I've enjoyed delicious combinations of kasava, ground nut, goat meat and I look forward to more combinations. I am trying my best to remain fully present in every moment of this adventure.
In the coming days we will continue to explore and acclaimate to Uganda's capital city. We will shop and barter in the markets, attend traditional dance performances, and potentially a futbol match...
I expect a relatively different experience when I leave the hustle and bustle of Kampala behind and move onto CETRUD and the farm in Kasese. I am very excited about what experiences await me in the village, but for now I'm enjoying each part of the journey.

Wednesday, May 21, 2008

It's almost here!

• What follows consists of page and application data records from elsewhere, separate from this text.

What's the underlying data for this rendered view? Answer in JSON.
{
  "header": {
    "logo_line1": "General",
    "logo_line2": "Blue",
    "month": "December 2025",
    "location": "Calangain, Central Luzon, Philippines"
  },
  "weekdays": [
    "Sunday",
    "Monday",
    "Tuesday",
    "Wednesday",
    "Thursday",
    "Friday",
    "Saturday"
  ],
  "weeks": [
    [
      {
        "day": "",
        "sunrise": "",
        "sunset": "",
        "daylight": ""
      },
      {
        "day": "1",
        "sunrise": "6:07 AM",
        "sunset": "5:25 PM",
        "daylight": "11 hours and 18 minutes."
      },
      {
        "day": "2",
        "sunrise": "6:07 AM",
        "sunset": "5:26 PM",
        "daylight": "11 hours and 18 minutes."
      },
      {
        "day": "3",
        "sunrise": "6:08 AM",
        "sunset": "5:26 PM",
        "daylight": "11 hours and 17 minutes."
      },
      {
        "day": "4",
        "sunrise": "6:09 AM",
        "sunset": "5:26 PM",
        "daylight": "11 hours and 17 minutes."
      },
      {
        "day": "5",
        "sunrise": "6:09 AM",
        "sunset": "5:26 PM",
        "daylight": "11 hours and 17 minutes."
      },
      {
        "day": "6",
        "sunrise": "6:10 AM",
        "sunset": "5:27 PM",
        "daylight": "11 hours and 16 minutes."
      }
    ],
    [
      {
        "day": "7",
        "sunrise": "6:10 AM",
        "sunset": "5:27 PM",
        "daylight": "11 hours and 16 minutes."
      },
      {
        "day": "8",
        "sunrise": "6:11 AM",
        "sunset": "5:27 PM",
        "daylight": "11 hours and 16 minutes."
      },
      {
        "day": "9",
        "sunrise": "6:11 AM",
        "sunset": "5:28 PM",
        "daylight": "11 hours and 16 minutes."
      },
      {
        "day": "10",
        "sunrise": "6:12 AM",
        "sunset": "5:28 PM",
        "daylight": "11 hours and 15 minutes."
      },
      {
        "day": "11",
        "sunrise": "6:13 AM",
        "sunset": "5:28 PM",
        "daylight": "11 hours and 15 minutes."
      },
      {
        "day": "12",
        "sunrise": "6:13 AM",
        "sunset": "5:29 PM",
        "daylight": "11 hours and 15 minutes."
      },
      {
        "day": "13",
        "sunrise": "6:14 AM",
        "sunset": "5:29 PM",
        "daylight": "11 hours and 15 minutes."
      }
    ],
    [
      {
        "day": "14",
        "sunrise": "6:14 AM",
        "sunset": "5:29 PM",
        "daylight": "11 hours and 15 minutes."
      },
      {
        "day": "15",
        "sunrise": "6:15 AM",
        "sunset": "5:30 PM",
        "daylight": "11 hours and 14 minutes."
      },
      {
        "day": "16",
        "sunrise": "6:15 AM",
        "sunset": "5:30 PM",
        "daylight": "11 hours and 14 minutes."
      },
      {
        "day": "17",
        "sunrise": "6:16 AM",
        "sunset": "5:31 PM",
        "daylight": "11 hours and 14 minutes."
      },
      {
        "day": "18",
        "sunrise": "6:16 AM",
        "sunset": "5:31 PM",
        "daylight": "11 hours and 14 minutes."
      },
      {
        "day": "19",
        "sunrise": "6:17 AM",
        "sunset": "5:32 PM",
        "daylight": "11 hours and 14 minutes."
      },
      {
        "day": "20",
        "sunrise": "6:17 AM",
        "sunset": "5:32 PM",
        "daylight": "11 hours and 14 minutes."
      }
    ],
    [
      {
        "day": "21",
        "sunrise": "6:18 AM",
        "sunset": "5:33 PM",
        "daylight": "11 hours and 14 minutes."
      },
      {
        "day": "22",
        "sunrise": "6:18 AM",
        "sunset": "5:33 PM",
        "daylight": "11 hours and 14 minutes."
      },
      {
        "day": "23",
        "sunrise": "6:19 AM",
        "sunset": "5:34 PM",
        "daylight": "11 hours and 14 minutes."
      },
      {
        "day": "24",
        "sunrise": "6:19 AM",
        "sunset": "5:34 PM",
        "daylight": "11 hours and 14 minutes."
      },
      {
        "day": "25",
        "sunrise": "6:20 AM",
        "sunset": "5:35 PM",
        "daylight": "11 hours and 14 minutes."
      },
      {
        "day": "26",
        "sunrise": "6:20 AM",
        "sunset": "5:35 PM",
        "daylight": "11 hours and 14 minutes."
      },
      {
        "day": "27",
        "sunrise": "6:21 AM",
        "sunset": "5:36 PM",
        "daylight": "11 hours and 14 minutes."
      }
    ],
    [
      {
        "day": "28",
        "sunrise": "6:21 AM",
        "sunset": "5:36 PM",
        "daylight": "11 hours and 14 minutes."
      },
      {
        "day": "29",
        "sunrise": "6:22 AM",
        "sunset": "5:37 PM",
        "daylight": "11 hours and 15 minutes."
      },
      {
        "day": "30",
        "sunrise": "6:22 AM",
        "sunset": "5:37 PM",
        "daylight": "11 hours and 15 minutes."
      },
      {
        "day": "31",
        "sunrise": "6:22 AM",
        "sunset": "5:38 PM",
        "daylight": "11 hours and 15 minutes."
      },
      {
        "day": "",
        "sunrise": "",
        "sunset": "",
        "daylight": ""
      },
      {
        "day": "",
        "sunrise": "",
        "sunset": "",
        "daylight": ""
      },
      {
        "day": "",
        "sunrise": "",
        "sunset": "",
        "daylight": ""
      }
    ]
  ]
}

In exactly one week, I will be arriving in Entebbe for the first day of my time in Uganda. Something that I have dreamed about for the past 10 years, is finally coming to fruition. I am excited, and at the same time terribly nervous. I'm wondering exactly what I will be doing on a daily basis and hoping that my work will include lots of time spent working with and teaching children. I cannot wait to meet all of the people at FOC-REV that I have heard so much about, and to see the amazing landscapes and wildlife of Uganda. My parents, in an effort to show their excitement about my trip, taped a program done my BBC about Uganda which focused on its history and wildlife and I am thrilled about seeing that in person.

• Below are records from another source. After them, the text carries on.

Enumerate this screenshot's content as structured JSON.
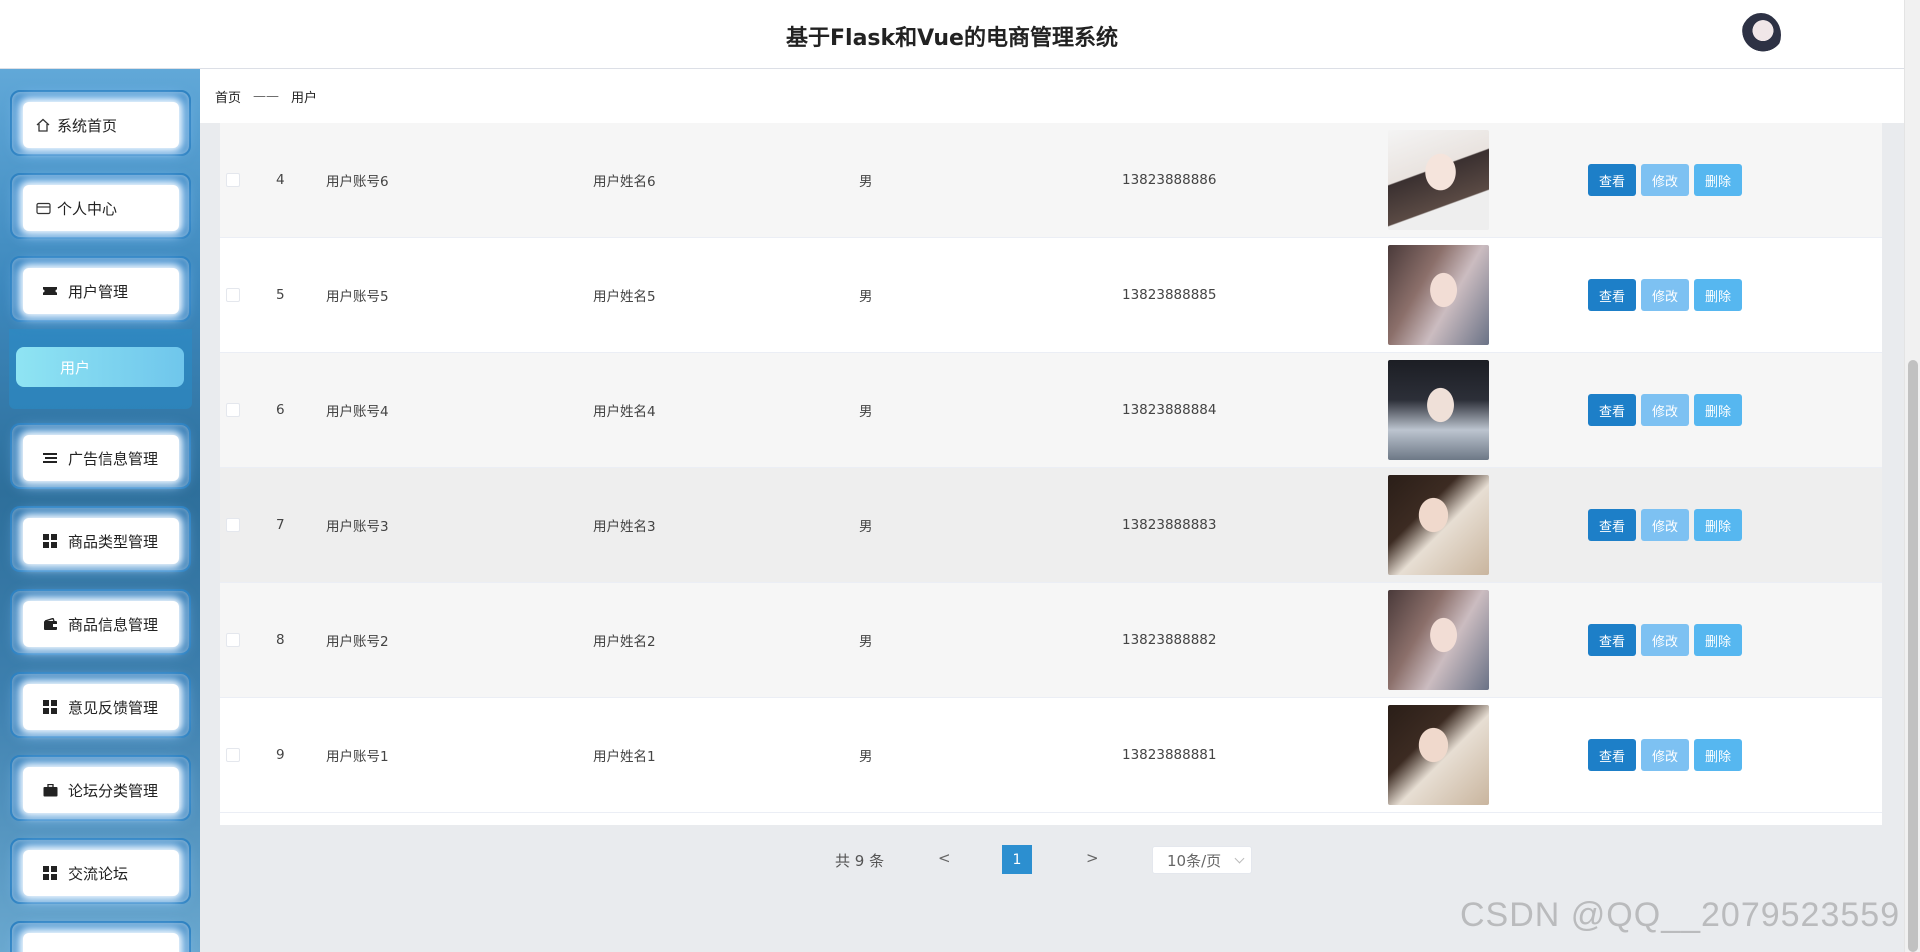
{
  "header": {
    "title": "基于Flask和Vue的电商管理系统"
  },
  "breadcrumb": {
    "home": "首页",
    "separator": "——",
    "current": "用户"
  },
  "sidebar": {
    "items": [
      {
        "label": "系统首页",
        "icon": "home-icon"
      },
      {
        "label": "个人中心",
        "icon": "id-card-icon"
      },
      {
        "label": "用户管理",
        "icon": "ticket-icon"
      },
      {
        "label": "广告信息管理",
        "icon": "list-icon"
      },
      {
        "label": "商品类型管理",
        "icon": "grid-icon"
      },
      {
        "label": "商品信息管理",
        "icon": "wallet-icon"
      },
      {
        "label": "意见反馈管理",
        "icon": "grid-icon"
      },
      {
        "label": "论坛分类管理",
        "icon": "briefcase-icon"
      },
      {
        "label": "交流论坛",
        "icon": "grid-icon"
      }
    ],
    "submenu": {
      "label": "用户"
    }
  },
  "table": {
    "rows": [
      {
        "index": "4",
        "account": "用户账号6",
        "name": "用户姓名6",
        "gender": "男",
        "phone": "13823888886"
      },
      {
        "index": "5",
        "account": "用户账号5",
        "name": "用户姓名5",
        "gender": "男",
        "phone": "13823888885"
      },
      {
        "index": "6",
        "account": "用户账号4",
        "name": "用户姓名4",
        "gender": "男",
        "phone": "13823888884"
      },
      {
        "index": "7",
        "account": "用户账号3",
        "name": "用户姓名3",
        "gender": "男",
        "phone": "13823888883"
      },
      {
        "index": "8",
        "account": "用户账号2",
        "name": "用户姓名2",
        "gender": "男",
        "phone": "13823888882"
      },
      {
        "index": "9",
        "account": "用户账号1",
        "name": "用户姓名1",
        "gender": "男",
        "phone": "13823888881"
      }
    ],
    "actions": {
      "view": "查看",
      "edit": "修改",
      "delete": "删除"
    }
  },
  "pagination": {
    "total": "共 9 条",
    "prev": "<",
    "current": "1",
    "next": ">",
    "page_size": "10条/页"
  },
  "watermark": "CSDN @QQ__2079523559",
  "colors": {
    "primary": "#1d7fc8",
    "edit": "#7dc1f2",
    "delete": "#56b7f0",
    "page_active": "#2c8fd0"
  }
}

Tuesday, May 20, 2008

Gearing Up for an Adventure

I'm leaving for Uganda in less than a week! It still seems otherworldly that I will be there for two whole months! I'm going to be interning at Kyetume (pronounced "chi-too-may") Community Based Health Care Programme in Mukono. All of us interns are going to Kampala (the capital) first for a few days to get sim cards and other items that we might not get at our rural internship sites.

I'm trying to be as prepared as I can beforehand. Can one really be prepared for this sort of adventure? I need to get traveler's checks and buy a couple over the counter medicines and skirts. Apparently in rural areas, where I will be, it's not polite for women to wear pants. Most rural Ugandan women where long ankle-length skirts. Those have been pretty hard to find, which is weird because I see people wearing them here in the states. Maybe those kind of skirts used to be in style, but went out of fashion? I don't know. I have a couple, but they have lots of sequins. Something tells me that sequins aren't very practical in the field. I hope I don't pack too much stuff.

I'm trying to learn as much as I can about what I can do that will benefit Kyetume. Ashley, my co-intern at Kyetume, and I will be I designing a website for them using godaddy. We're also going to use dreamweaver and wordpress to update files and images on the site, and we hope to to teach Kyetume staff how to maintain and update the website themselves so that it will be sustainable. I'm probably going to be working with micro finance programs and women's support groups. I will also be coordinating a pen-pal program between children at a local school and fourth graders at Frank Porter Graham elementary school in Chapel Hill. Maybe I'll help out in other areas too. I'm going to have to figure out more about what exactly I'll be doing once I get there.

I want to learn as much Luganda, the local language, as possible. I already know a couple phrases.

Kyi (pronounced "chi") kati = "What's up?"
Respond to this by saying Te wali ("not much/nothing").

Oli otya = "Hello/How are you?"
Respond to this by saying Bulungi ("I'm fine").
Muli Mutya is the plural form.

Past interns have told me that I'm going to have to learn on the spot and that the internship is going to be challenging at times. The challenge is still kind of exciting! I'll get to meet and learn from people in Uganda, and I'll also be learning more about how community based health care systems operate. Granted, just because I'm going to be exposed to one community based healthcare system in Uganda doesn't mean that I'll know everything about every one that exists all around the world.

That's it for now. More updates next week.